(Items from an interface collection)
___

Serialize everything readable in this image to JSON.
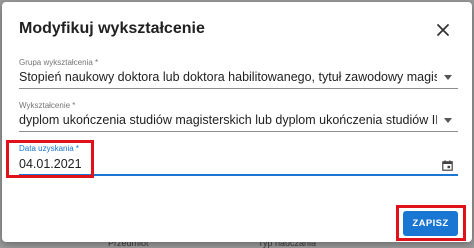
{
  "dialog": {
    "title": "Modyfikuj wykształcenie"
  },
  "fields": {
    "group": {
      "label": "Grupa wykształcenia *",
      "value": "Stopień naukowy doktora lub doktora habilitowanego, tytuł zawodowy magistra z przyg..."
    },
    "education": {
      "label": "Wykształcenie *",
      "value": "dyplom ukończenia studiów magisterskich lub dyplom ukończenia studiów II stopnia i p..."
    },
    "date": {
      "label": "Data uzyskania *",
      "value": "04.01.2021"
    }
  },
  "actions": {
    "save_label": "ZAPISZ"
  },
  "background": {
    "left_text": "Przedmiot",
    "right_text": "Typ nauczania"
  },
  "colors": {
    "accent": "#1976d2",
    "highlight": "#e0111b"
  }
}
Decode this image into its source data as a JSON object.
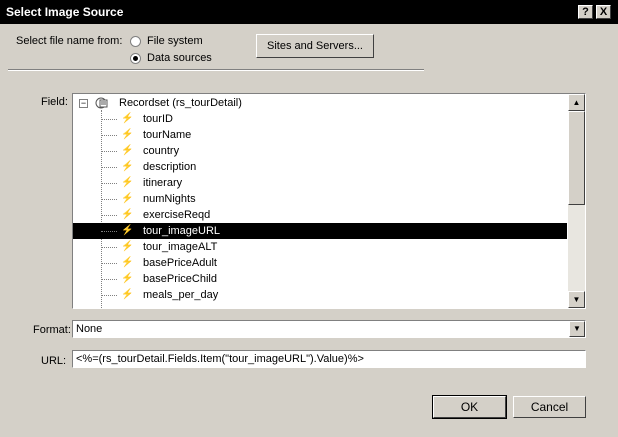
{
  "window": {
    "title": "Select Image Source",
    "help_btn": "?",
    "close_btn": "X"
  },
  "select_from": {
    "label": "Select file name from:",
    "options": [
      "File system",
      "Data sources"
    ],
    "selected": "Data sources"
  },
  "sites_button": "Sites and Servers...",
  "field": {
    "label": "Field:",
    "root": "Recordset (rs_tourDetail)",
    "items": [
      "tourID",
      "tourName",
      "country",
      "description",
      "itinerary",
      "numNights",
      "exerciseReqd",
      "tour_imageURL",
      "tour_imageALT",
      "basePriceAdult",
      "basePriceChild",
      "meals_per_day"
    ],
    "selected": "tour_imageURL",
    "scroll_up_icon": "triangle-up",
    "scroll_down_icon": "triangle-down"
  },
  "format": {
    "label": "Format:",
    "value": "None"
  },
  "url": {
    "label": "URL:",
    "value": "<%=(rs_tourDetail.Fields.Item(\"tour_imageURL\").Value)%>"
  },
  "buttons": {
    "ok": "OK",
    "cancel": "Cancel"
  }
}
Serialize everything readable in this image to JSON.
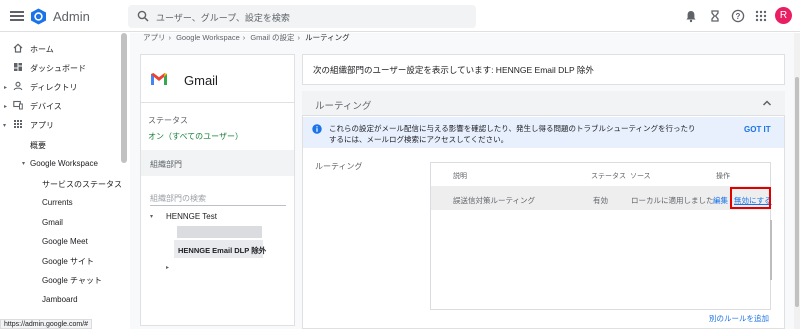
{
  "header": {
    "app_name": "Admin",
    "search_placeholder": "ユーザー、グループ、設定を検索",
    "avatar_initial": "R",
    "icons": [
      "menu-icon",
      "admin-logo-icon",
      "search-icon",
      "bell-icon",
      "hourglass-icon",
      "help-icon",
      "apps-grid-icon"
    ]
  },
  "sidebar": {
    "items": [
      {
        "label": "ホーム",
        "icon": "home-icon"
      },
      {
        "label": "ダッシュボード",
        "icon": "dashboard-icon"
      },
      {
        "label": "ディレクトリ",
        "icon": "person-icon"
      },
      {
        "label": "デバイス",
        "icon": "devices-icon"
      },
      {
        "label": "アプリ",
        "icon": "apps-icon"
      }
    ],
    "sub": {
      "overview": "概要",
      "workspace": "Google Workspace",
      "service_status": "サービスのステータス",
      "currents": "Currents",
      "gmail": "Gmail",
      "meet": "Google Meet",
      "sites": "Google サイト",
      "chat": "Google チャット",
      "jamboard": "Jamboard"
    }
  },
  "status_url": "https://admin.google.com/#",
  "breadcrumb": [
    "アプリ",
    "Google Workspace",
    "Gmail の設定",
    "ルーティング"
  ],
  "left_card": {
    "title": "Gmail",
    "status_label": "ステータス",
    "status_value": "オン（すべてのユーザー）",
    "org_label": "組織部門",
    "org_search_placeholder": "組織部門の検索",
    "tree_root": "HENNGE Test",
    "tree_selected": "HENNGE Email DLP 除外"
  },
  "top_card": {
    "text": "次の組織部門のユーザー設定を表示しています: HENNGE Email DLP 除外"
  },
  "panel": {
    "title": "ルーティング",
    "info_text": "これらの設定がメール配信に与える影響を確認したり、発生し得る問題のトラブルシューティングを行ったりするには、メールログ検索にアクセスしてください。",
    "got_it": "GOT IT",
    "section_label": "ルーティング",
    "columns": [
      "説明",
      "ステータス",
      "ソース",
      "操作"
    ],
    "rows": [
      {
        "description": "誤送信対策ルーティング",
        "status": "有効",
        "source": "ローカルに適用しました",
        "edit": "編集",
        "disable": "無効にする"
      }
    ],
    "add_rule": "別のルールを追加"
  },
  "colors": {
    "accent": "#1a73e8",
    "highlight_box": "#e00000",
    "avatar": "#e91e63",
    "info_bg": "#e8f0fe"
  }
}
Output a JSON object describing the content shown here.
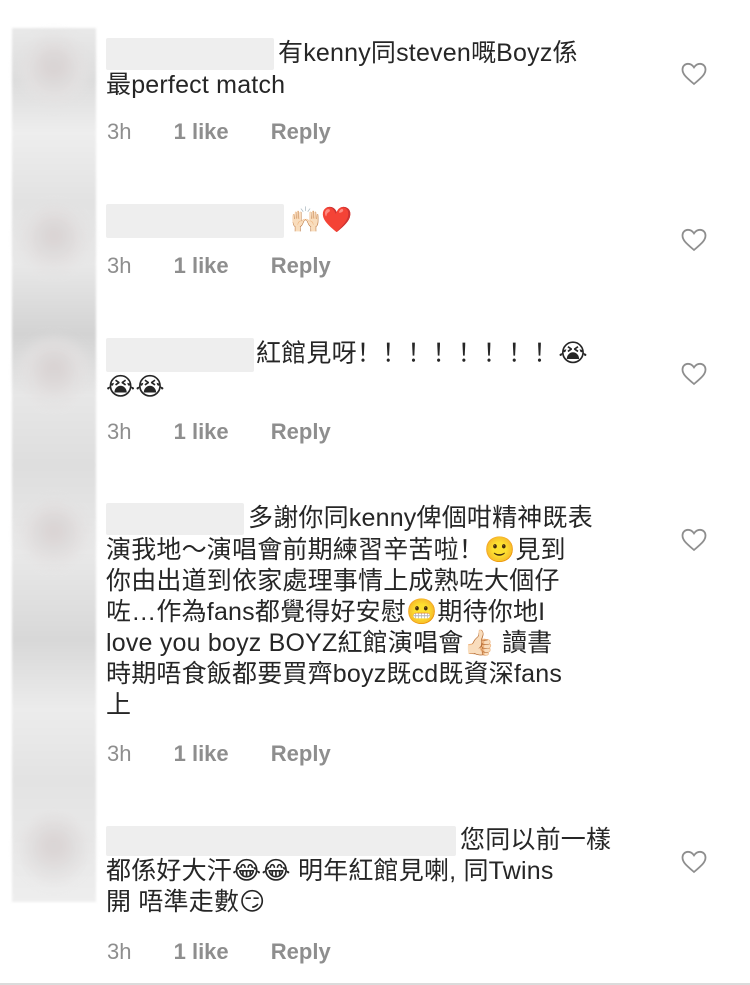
{
  "comments": [
    {
      "lines": [
        "有kenny同steven嘅Boyz係",
        "最perfect match"
      ],
      "time": "3h",
      "likes": "1 like",
      "reply": "Reply"
    },
    {
      "lines": [
        "🙌🏻❤️"
      ],
      "time": "3h",
      "likes": "1 like",
      "reply": "Reply"
    },
    {
      "lines": [
        "紅館見呀！！！！！！！！😭",
        "😭😭"
      ],
      "time": "3h",
      "likes": "1 like",
      "reply": "Reply"
    },
    {
      "lines": [
        "多謝你同kenny俾個咁精神既表",
        "演我地～演唱會前期練習辛苦啦！🙂見到",
        "你由出道到依家處理事情上成熟咗大個仔",
        "咗…作為fans都覺得好安慰😬期待你地I",
        "love you boyz BOYZ紅館演唱會👍🏻 讀書",
        "時期唔食飯都要買齊boyz既cd既資深fans",
        "上"
      ],
      "time": "3h",
      "likes": "1 like",
      "reply": "Reply"
    },
    {
      "lines": [
        "您同以前一樣",
        "都係好大汗😂😂 明年紅館見喇, 同Twins",
        "開 唔準走數😏"
      ],
      "time": "3h",
      "likes": "1 like",
      "reply": "Reply"
    }
  ],
  "icons": {
    "like": "heart-outline-icon"
  },
  "colors": {
    "text": "#262626",
    "meta": "#8e8e8e",
    "redaction": "#eeeeee"
  }
}
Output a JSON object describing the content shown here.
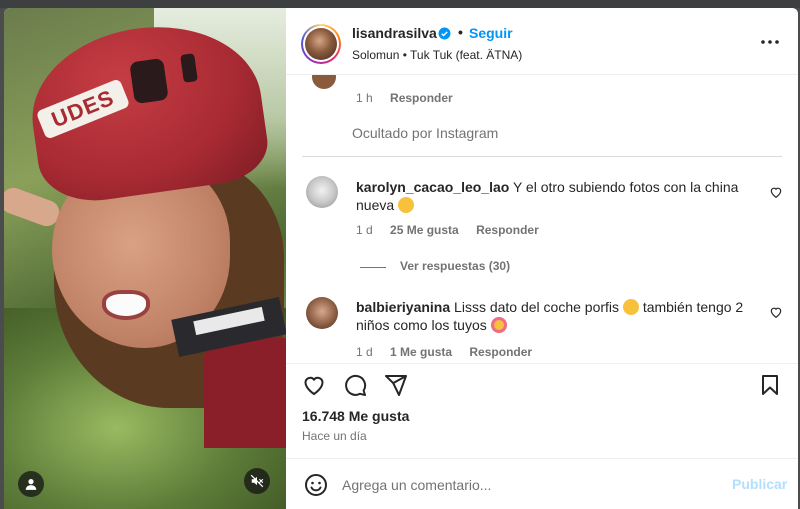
{
  "post": {
    "author": {
      "username": "lisandrasilva",
      "verified": true,
      "follow_label": "Seguir",
      "separator": "•",
      "audio": "Solomun • Tuk Tuk (feat. ÄTNA)"
    },
    "media": {
      "helmet_text": "UDES",
      "icons": [
        "user-tag-icon",
        "mute-icon"
      ]
    },
    "likes": "16.748 Me gusta",
    "posted": "Hace un día"
  },
  "comments": {
    "previous": {
      "time": "1 h",
      "reply_label": "Responder"
    },
    "hidden_note": "Ocultado por Instagram",
    "items": [
      {
        "username": "karolyn_cacao_leo_lao",
        "text": "Y el otro subiendo fotos con la china nueva",
        "emoji": "flushed-face-emoji",
        "time": "1 d",
        "likes": "25 Me gusta",
        "reply_label": "Responder",
        "view_replies": "Ver respuestas (30)"
      },
      {
        "username": "balbieriyanina",
        "text_part1": "Lisss dato del coche porfis",
        "emoji1": "face-screaming-emoji",
        "text_part2": "también tengo 2 niños como los tuyos",
        "emoji2": "smiling-hearts-emoji",
        "time": "1 d",
        "likes": "1 Me gusta",
        "reply_label": "Responder"
      }
    ]
  },
  "actions": {
    "icons": [
      "heart-icon",
      "comment-icon",
      "share-icon",
      "bookmark-icon"
    ]
  },
  "composer": {
    "placeholder": "Agrega un comentario...",
    "post_label": "Publicar"
  },
  "colors": {
    "accent": "#0095f6",
    "text": "#262626",
    "muted": "#737373",
    "post_disabled": "#b2dffc"
  }
}
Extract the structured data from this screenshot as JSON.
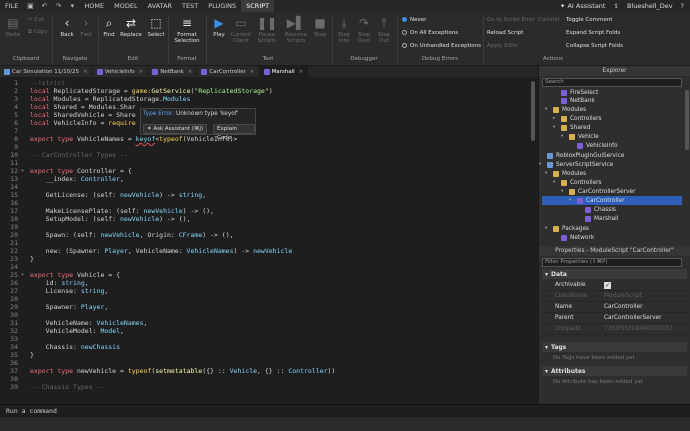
{
  "menubar": {
    "items": [
      "FILE",
      "HOME",
      "MODEL",
      "AVATAR",
      "TEST",
      "PLUGINS",
      "SCRIPT"
    ],
    "active": "SCRIPT",
    "ai_assistant": "AI Assistant",
    "user": "Blueshell_Dev"
  },
  "ribbon": {
    "clipboard": {
      "paste": "Paste",
      "cut": "Cut",
      "copy": "Copy",
      "label": "Clipboard"
    },
    "navigate": {
      "back": "Back",
      "fwd": "Fwd",
      "label": "Navigate"
    },
    "edit": {
      "find": "Find",
      "replace": "Replace",
      "select": "Select",
      "label": "Edit"
    },
    "format": {
      "format_selection": "Format Selection",
      "label": "Format"
    },
    "test": {
      "play": "Play",
      "current_client": "Current Client",
      "pause_scripts": "Pause Scripts",
      "resume_scripts": "Resume Scripts",
      "stop": "Stop",
      "label": "Test"
    },
    "debugger": {
      "step_into": "Step Into",
      "step_over": "Step Over",
      "step_out": "Step Out",
      "label": "Debugger"
    },
    "debug_errors": {
      "never": "Never",
      "all_exceptions": "On All Exceptions",
      "unhandled": "On Unhandled Exceptions",
      "label": "Debug Errors"
    },
    "actions": {
      "go_to_script_error": "Go to Script Error",
      "commit": "Commit",
      "reload_script": "Reload Script",
      "apply_edits": "Apply Edits",
      "toggle_comment": "Toggle Comment",
      "expand_folds": "Expand Script Folds",
      "collapse_folds": "Collapse Script Folds",
      "label": "Actions"
    }
  },
  "tabs": [
    {
      "label": "Car Simulation 11/10/25",
      "active": false
    },
    {
      "label": "VehicleInfo",
      "active": false
    },
    {
      "label": "NetBank",
      "active": false
    },
    {
      "label": "CarController",
      "active": false
    },
    {
      "label": "Marshall",
      "active": true
    }
  ],
  "editor": {
    "lines": [
      "1",
      "2",
      "3",
      "4",
      "5",
      "6",
      "7",
      "8",
      "9",
      "10",
      "11",
      "12",
      "13",
      "14",
      "15",
      "16",
      "17",
      "18",
      "19",
      "20",
      "21",
      "22",
      "23",
      "24",
      "25",
      "26",
      "27",
      "28",
      "29",
      "30",
      "31",
      "32",
      "33",
      "34",
      "35",
      "36",
      "37",
      "38",
      "39"
    ]
  },
  "tooltip": {
    "error_label": "Type Error:",
    "error_message": "Unknown type 'keyof'",
    "ask_assistant": "Ask Assistant (⌘J)",
    "explain_code": "Explain Code"
  },
  "command_bar": {
    "placeholder": "Run a command"
  },
  "explorer": {
    "title": "Explorer",
    "search_placeholder": "Search",
    "items": [
      "FireSelect",
      "NetBank",
      "Modules",
      "Controllers",
      "Shared",
      "Vehicle",
      "VehicleInfo",
      "RobloxPluginGuiService",
      "ServerScriptService",
      "Modules",
      "Controllers",
      "CarControllerServer",
      "CarController",
      "Chassis",
      "Marshall",
      "Packages",
      "Network"
    ]
  },
  "properties": {
    "title": "Properties - ModuleScript \"CarController\"",
    "filter_placeholder": "Filter Properties (⇧⌘P)",
    "data_section": "Data",
    "rows": [
      {
        "key": "Archivable",
        "value": "",
        "dim": false
      },
      {
        "key": "ClassName",
        "value": "ModuleScript",
        "dim": true
      },
      {
        "key": "Name",
        "value": "CarController",
        "dim": false
      },
      {
        "key": "Parent",
        "value": "CarControllerServer",
        "dim": false
      },
      {
        "key": "UniqueId",
        "value": "7383f950b9460000032",
        "dim": true
      }
    ],
    "tags_section": "Tags",
    "tags_note": "No Tags have been added yet",
    "attributes_section": "Attributes",
    "attributes_note": "No Attribute has been added yet"
  },
  "colors": {
    "accent": "#3d8ee8",
    "selection": "#2d5fb8",
    "editor_bg": "#1e1e1e"
  }
}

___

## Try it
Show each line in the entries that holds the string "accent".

## Output of the exercise
    "accent": "#1976d2",
    "accent": "#1a73e8",
    "accent": "#0095f6",
    "accent": "#3d8ee8",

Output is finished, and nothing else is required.